■ **What you should do**
Copy out all the lines in the records that include the word "page".

■ **Records to use**
☆ ☆ ☆ ☆ ☆ ☆ ☆
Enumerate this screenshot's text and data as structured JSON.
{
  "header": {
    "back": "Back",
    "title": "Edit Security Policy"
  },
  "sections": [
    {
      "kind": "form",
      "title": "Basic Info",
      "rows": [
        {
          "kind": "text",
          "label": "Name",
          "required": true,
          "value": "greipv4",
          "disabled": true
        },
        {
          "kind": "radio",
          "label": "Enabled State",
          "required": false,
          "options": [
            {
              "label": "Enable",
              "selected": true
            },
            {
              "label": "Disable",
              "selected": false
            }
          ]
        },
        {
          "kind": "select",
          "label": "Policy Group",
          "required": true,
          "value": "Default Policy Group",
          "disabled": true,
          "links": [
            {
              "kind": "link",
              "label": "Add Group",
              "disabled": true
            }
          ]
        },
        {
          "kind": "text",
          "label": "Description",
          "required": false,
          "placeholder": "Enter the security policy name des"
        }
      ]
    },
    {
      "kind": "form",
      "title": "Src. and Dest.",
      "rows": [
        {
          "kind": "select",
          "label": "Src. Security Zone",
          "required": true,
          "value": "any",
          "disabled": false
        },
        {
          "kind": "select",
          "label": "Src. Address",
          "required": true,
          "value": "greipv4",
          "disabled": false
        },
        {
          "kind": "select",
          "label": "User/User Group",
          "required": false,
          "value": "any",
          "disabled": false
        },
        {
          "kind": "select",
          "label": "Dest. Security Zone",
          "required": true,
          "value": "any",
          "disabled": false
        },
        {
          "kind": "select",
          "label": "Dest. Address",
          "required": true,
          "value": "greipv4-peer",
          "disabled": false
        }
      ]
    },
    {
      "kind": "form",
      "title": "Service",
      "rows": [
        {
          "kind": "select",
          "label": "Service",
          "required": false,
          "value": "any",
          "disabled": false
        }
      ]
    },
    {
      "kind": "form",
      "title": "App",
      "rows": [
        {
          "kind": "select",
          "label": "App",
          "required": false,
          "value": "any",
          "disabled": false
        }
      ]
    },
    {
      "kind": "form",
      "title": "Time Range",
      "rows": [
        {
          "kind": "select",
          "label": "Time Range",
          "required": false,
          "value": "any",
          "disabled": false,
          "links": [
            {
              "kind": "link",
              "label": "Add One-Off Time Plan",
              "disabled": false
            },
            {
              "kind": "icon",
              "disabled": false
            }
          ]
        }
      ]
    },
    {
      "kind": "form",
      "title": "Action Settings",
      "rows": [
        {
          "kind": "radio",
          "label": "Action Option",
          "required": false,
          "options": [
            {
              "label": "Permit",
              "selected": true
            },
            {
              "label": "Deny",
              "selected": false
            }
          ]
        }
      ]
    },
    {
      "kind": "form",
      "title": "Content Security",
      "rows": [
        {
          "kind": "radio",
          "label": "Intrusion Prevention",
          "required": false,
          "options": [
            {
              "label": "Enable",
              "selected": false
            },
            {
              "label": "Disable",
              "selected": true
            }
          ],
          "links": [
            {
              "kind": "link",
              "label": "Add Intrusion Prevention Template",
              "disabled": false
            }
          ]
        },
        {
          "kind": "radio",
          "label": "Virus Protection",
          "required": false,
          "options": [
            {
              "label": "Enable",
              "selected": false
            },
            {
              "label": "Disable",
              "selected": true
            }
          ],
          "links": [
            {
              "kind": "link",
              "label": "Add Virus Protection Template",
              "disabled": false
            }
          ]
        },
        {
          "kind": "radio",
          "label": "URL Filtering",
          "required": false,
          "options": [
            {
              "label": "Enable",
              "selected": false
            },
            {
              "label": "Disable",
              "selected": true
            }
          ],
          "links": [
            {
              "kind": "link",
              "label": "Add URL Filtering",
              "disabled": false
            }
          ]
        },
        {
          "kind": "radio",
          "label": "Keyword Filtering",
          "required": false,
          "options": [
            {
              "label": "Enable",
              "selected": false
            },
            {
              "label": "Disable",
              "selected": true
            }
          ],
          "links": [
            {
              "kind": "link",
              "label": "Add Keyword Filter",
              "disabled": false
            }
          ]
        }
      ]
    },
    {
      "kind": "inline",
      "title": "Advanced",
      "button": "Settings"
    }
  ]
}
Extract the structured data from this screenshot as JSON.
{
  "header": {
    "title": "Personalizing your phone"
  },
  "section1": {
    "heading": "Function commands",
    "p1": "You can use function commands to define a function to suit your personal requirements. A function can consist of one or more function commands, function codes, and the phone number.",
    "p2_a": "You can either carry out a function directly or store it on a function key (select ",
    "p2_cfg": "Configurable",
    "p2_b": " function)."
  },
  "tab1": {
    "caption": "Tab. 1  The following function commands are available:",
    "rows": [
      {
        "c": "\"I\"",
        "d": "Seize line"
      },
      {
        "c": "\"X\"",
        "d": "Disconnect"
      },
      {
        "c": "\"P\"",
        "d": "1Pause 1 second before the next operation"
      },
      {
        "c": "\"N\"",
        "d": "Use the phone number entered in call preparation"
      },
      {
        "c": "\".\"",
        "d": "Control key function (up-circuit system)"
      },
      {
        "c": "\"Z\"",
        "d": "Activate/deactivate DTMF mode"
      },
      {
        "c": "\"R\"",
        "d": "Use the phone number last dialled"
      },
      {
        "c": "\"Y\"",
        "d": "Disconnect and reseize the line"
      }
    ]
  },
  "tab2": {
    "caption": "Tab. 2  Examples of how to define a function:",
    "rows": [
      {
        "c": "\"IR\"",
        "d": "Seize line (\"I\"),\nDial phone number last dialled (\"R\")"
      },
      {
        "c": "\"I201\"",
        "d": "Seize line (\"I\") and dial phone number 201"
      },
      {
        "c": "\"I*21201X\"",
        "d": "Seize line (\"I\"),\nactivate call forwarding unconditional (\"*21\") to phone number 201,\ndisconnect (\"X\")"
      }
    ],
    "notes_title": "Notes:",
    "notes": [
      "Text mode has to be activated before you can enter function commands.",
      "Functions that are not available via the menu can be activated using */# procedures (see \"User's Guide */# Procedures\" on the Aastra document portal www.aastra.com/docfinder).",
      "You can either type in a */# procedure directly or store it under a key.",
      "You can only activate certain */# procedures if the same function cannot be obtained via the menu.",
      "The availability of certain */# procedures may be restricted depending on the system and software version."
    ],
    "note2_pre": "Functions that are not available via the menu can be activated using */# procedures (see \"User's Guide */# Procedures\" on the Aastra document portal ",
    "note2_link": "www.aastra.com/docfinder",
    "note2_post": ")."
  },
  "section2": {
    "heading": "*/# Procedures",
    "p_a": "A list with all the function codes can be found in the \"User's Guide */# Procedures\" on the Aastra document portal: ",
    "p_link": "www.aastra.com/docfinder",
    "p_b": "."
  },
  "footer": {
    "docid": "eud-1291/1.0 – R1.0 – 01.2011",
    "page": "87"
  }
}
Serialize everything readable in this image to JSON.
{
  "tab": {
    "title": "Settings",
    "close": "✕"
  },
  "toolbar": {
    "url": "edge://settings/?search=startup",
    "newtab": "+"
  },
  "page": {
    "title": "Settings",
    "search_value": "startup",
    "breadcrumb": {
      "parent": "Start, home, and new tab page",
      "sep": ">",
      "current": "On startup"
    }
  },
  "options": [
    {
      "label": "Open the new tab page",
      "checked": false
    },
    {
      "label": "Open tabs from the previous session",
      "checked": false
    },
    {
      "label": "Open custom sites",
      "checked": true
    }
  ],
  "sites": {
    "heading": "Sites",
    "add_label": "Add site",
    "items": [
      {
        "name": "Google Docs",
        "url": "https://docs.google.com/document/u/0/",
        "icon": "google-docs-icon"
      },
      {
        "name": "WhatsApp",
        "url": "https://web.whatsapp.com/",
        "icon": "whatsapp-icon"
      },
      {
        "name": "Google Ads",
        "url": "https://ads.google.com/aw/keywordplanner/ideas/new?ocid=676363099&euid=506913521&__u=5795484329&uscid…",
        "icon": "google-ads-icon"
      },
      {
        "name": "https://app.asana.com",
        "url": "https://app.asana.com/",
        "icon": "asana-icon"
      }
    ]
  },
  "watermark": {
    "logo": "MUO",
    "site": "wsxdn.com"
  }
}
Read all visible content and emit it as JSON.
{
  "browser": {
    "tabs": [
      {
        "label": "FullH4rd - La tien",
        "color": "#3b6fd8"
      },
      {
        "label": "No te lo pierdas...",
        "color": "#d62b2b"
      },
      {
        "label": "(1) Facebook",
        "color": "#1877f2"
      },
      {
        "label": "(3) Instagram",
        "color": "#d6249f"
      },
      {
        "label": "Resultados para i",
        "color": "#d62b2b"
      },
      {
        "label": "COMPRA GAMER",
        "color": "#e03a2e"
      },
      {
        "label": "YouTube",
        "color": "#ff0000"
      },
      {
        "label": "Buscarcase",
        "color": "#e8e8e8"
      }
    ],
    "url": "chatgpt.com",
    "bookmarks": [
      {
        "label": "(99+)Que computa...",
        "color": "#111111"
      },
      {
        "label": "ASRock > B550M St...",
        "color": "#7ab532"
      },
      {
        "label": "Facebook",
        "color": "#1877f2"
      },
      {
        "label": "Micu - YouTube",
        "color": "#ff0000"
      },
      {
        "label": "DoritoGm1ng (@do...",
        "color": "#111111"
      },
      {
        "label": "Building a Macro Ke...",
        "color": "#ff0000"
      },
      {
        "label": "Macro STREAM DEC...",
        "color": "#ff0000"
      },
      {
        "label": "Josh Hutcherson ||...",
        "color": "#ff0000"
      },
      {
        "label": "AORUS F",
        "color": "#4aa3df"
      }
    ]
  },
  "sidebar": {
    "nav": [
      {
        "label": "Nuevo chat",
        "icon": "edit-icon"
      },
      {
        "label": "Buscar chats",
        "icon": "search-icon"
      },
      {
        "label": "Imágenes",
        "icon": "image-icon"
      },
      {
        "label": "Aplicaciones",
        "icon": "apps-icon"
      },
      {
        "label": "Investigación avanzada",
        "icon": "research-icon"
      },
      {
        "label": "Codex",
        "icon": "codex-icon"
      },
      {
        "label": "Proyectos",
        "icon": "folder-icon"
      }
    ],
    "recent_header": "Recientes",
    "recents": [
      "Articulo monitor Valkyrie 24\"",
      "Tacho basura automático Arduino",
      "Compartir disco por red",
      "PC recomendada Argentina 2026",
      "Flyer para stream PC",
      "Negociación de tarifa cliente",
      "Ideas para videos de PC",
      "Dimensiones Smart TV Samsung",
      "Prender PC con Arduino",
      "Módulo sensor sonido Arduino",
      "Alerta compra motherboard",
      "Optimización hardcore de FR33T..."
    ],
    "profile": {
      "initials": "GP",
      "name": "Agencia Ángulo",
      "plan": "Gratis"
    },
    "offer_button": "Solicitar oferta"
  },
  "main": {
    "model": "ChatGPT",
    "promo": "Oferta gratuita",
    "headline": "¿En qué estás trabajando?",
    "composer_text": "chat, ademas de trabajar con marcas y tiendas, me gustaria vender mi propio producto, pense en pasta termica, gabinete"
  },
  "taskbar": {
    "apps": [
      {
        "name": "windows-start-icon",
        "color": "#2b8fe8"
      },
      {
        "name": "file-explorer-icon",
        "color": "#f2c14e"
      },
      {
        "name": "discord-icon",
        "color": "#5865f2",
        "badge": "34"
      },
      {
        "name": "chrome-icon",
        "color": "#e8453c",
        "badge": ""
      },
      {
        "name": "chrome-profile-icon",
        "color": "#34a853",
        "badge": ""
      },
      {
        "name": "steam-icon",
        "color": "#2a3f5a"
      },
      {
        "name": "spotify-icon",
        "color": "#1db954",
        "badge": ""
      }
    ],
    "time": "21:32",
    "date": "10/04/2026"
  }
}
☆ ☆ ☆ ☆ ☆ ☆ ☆
■ **Answer for this exercise**
    "page": "87"
  "page": {
      "parent": "Start, home, and new tab page",
      "label": "Open the new tab page",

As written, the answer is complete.